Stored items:
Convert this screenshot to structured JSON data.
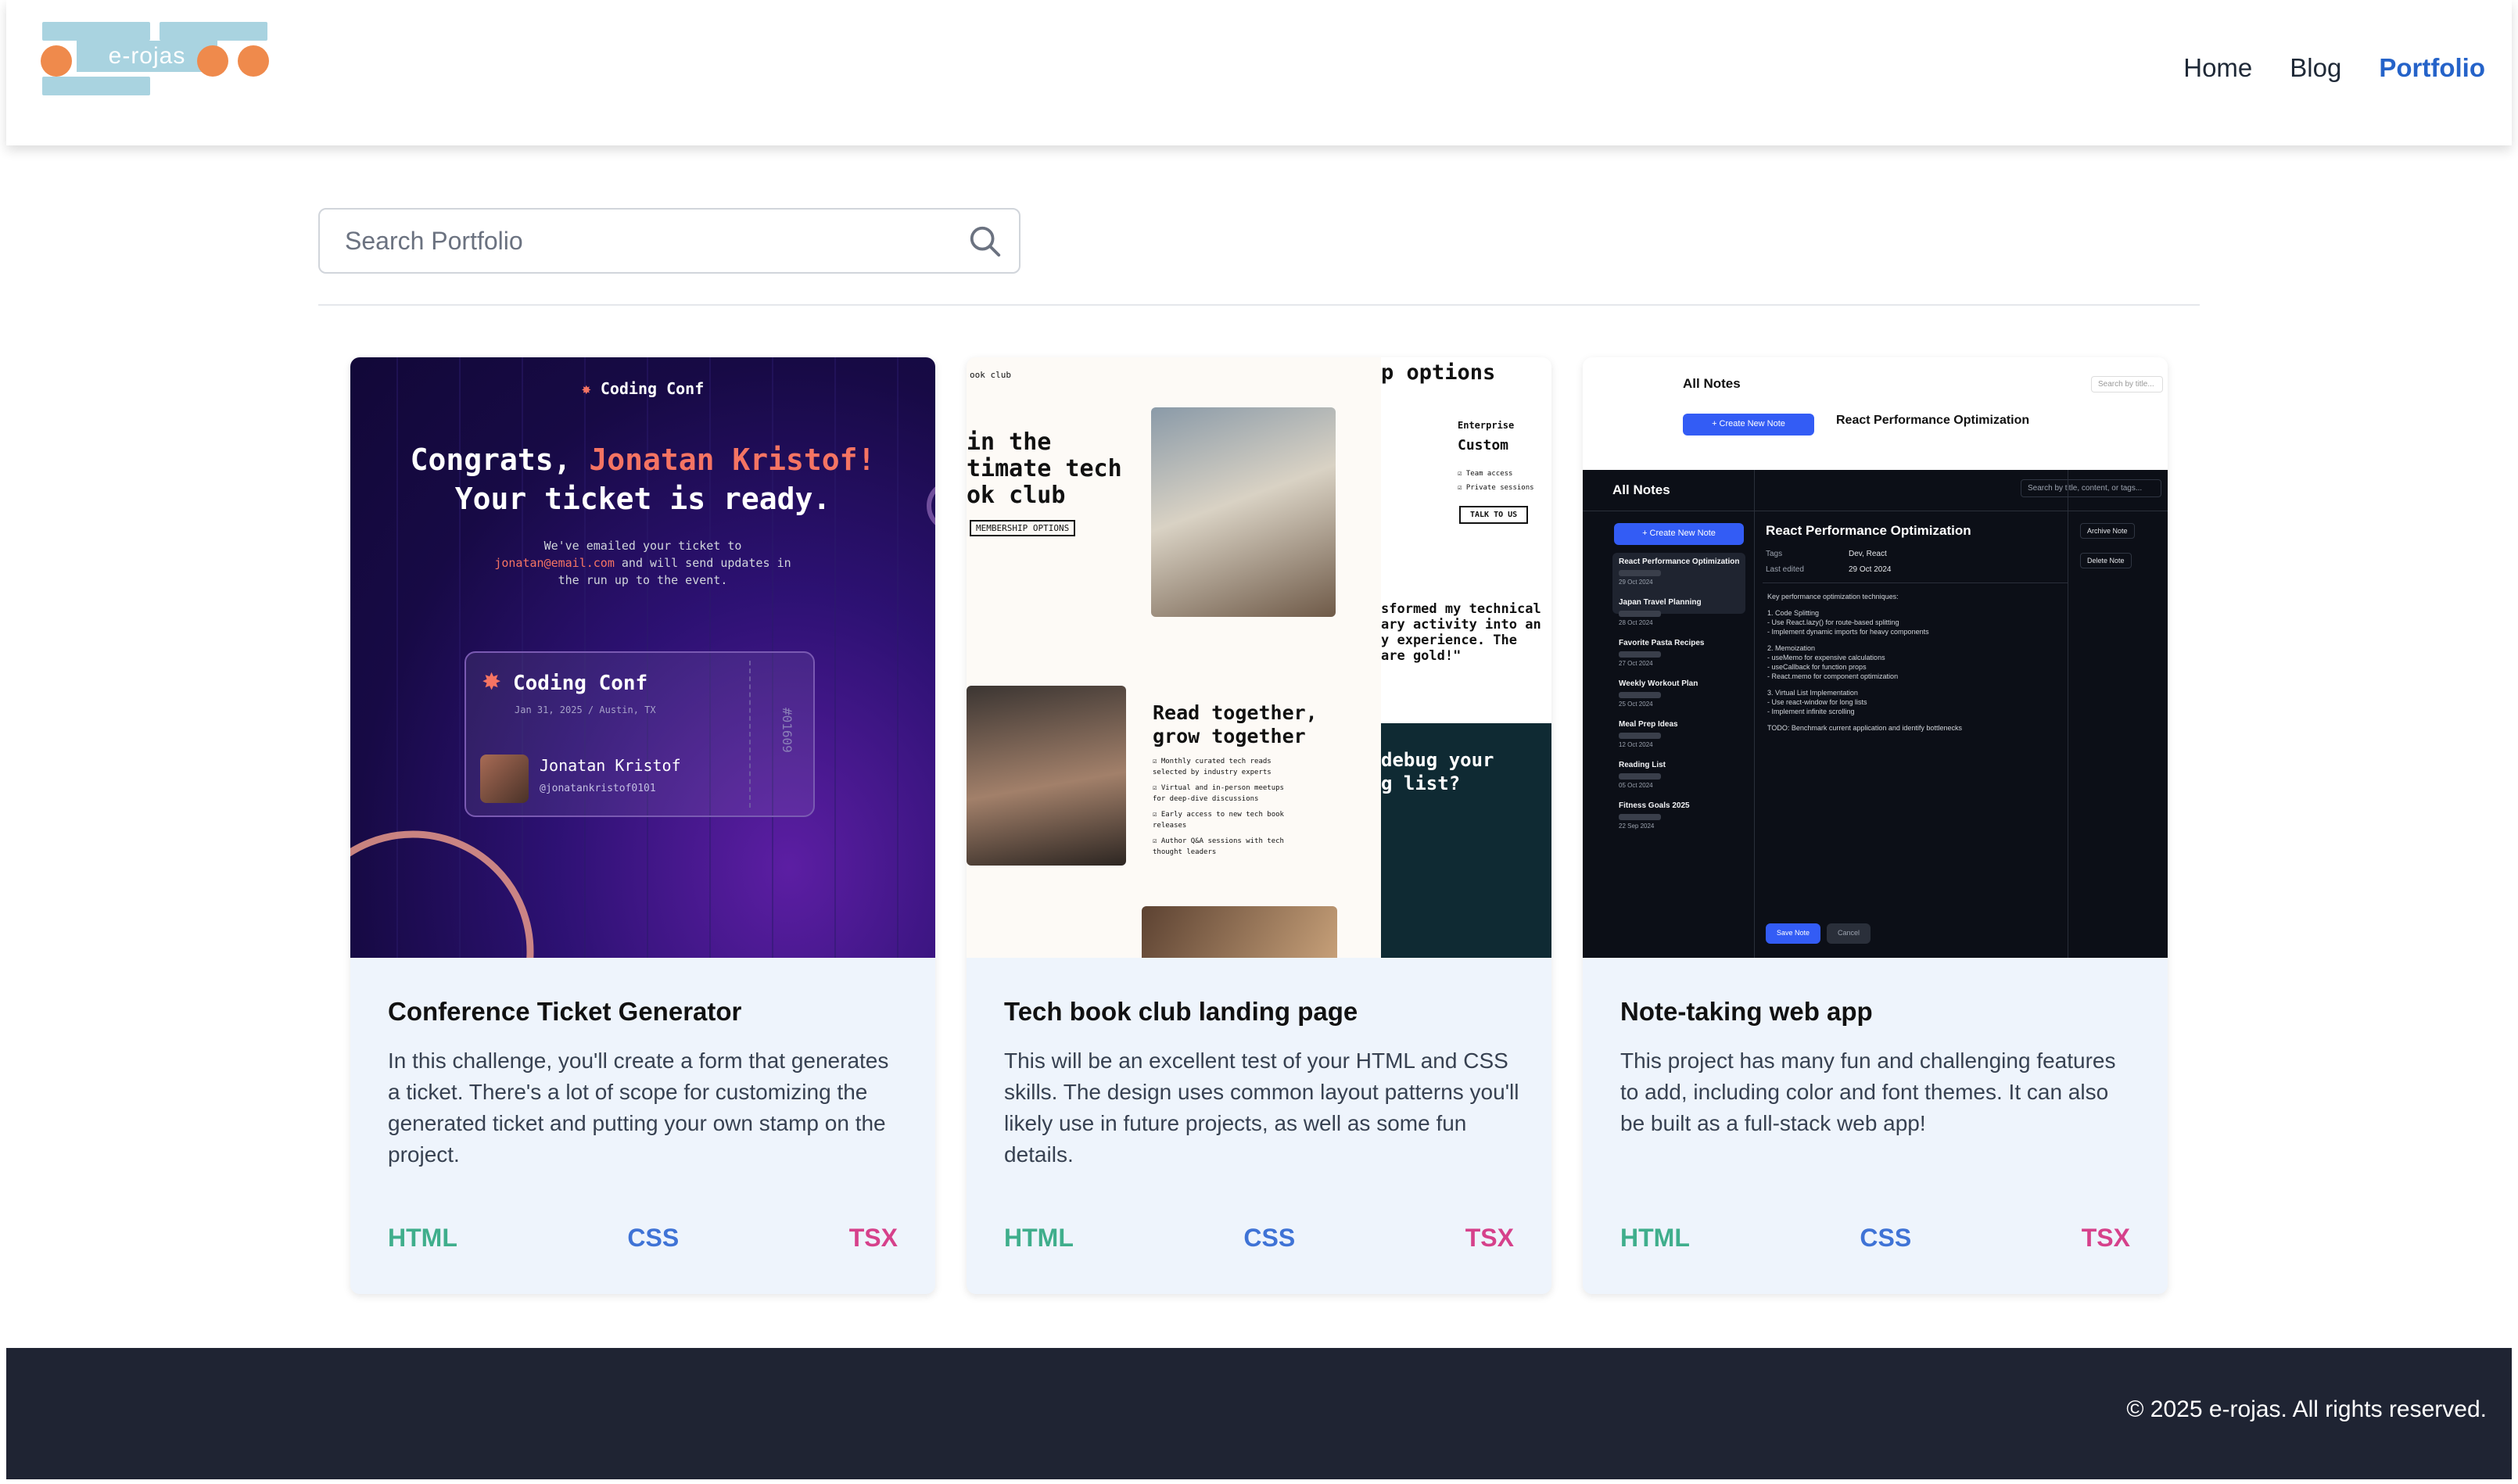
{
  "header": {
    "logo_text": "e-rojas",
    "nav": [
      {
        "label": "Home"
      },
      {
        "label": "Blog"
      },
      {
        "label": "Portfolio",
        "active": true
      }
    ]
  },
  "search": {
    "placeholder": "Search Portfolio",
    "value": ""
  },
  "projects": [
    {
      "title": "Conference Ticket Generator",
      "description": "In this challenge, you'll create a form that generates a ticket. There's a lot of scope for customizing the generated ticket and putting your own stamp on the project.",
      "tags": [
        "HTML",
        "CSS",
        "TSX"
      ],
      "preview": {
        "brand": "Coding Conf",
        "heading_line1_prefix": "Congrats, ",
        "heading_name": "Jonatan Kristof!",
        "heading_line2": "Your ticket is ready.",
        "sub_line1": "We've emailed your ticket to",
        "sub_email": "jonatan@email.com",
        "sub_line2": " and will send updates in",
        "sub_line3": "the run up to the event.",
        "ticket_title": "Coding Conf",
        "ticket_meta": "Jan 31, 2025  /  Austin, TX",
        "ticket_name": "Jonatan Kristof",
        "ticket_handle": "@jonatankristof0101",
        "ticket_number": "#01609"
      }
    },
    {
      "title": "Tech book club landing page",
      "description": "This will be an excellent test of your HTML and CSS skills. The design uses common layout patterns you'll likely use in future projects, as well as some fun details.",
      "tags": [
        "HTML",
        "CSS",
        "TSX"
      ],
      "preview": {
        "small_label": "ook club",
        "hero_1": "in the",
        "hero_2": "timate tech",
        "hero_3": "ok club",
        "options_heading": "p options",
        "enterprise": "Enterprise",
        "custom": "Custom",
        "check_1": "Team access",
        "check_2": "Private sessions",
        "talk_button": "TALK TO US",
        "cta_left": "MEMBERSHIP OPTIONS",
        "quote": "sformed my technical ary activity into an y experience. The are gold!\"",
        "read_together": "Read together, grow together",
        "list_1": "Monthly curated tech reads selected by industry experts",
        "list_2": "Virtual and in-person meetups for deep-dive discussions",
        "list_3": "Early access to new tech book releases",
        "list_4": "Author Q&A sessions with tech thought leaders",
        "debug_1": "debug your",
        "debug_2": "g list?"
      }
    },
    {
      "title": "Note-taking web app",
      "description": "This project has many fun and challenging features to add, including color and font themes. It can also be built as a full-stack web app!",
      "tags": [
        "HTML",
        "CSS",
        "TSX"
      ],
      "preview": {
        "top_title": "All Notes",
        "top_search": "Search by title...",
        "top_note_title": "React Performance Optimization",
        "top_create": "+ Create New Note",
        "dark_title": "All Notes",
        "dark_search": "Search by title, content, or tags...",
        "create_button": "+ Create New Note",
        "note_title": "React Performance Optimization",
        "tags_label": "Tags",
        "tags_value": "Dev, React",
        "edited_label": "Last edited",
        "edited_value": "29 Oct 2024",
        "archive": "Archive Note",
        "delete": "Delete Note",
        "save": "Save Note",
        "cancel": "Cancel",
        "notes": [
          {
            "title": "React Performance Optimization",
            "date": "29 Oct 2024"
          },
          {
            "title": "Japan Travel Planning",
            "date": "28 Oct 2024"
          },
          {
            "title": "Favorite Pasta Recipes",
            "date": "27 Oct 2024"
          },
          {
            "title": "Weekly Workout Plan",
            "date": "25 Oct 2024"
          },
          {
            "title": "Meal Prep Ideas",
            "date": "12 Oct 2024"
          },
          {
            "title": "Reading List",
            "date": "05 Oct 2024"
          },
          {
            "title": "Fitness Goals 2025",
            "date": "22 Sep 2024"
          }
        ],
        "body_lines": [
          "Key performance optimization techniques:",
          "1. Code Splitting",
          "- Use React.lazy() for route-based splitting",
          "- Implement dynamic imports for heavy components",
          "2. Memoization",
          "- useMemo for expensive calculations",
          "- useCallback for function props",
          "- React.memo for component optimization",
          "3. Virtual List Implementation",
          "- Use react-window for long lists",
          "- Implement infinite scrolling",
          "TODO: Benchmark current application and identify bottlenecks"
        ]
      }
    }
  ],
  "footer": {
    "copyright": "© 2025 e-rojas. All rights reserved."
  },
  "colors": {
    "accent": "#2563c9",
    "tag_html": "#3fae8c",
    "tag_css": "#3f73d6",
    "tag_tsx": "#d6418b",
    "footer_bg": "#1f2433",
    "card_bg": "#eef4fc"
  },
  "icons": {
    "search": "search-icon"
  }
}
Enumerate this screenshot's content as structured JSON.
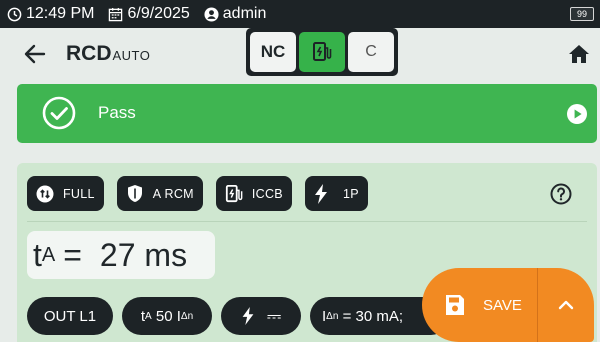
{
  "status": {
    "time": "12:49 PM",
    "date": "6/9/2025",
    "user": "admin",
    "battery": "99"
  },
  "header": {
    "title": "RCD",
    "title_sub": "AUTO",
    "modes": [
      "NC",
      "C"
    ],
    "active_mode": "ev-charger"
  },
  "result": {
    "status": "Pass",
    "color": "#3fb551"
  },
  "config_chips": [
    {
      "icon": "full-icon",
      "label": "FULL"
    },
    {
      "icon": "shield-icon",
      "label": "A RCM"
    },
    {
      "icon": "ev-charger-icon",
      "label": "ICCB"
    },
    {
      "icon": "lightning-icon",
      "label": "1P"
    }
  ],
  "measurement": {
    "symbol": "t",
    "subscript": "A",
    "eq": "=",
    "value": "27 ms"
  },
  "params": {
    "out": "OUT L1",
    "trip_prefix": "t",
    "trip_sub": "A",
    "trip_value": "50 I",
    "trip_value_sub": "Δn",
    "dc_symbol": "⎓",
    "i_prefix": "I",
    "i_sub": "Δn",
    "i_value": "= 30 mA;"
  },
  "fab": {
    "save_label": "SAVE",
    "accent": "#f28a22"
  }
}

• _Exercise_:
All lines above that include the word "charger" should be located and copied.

• _Answer to the exercise_:
    "active_mode": "ev-charger"
      "icon": "ev-charger-icon",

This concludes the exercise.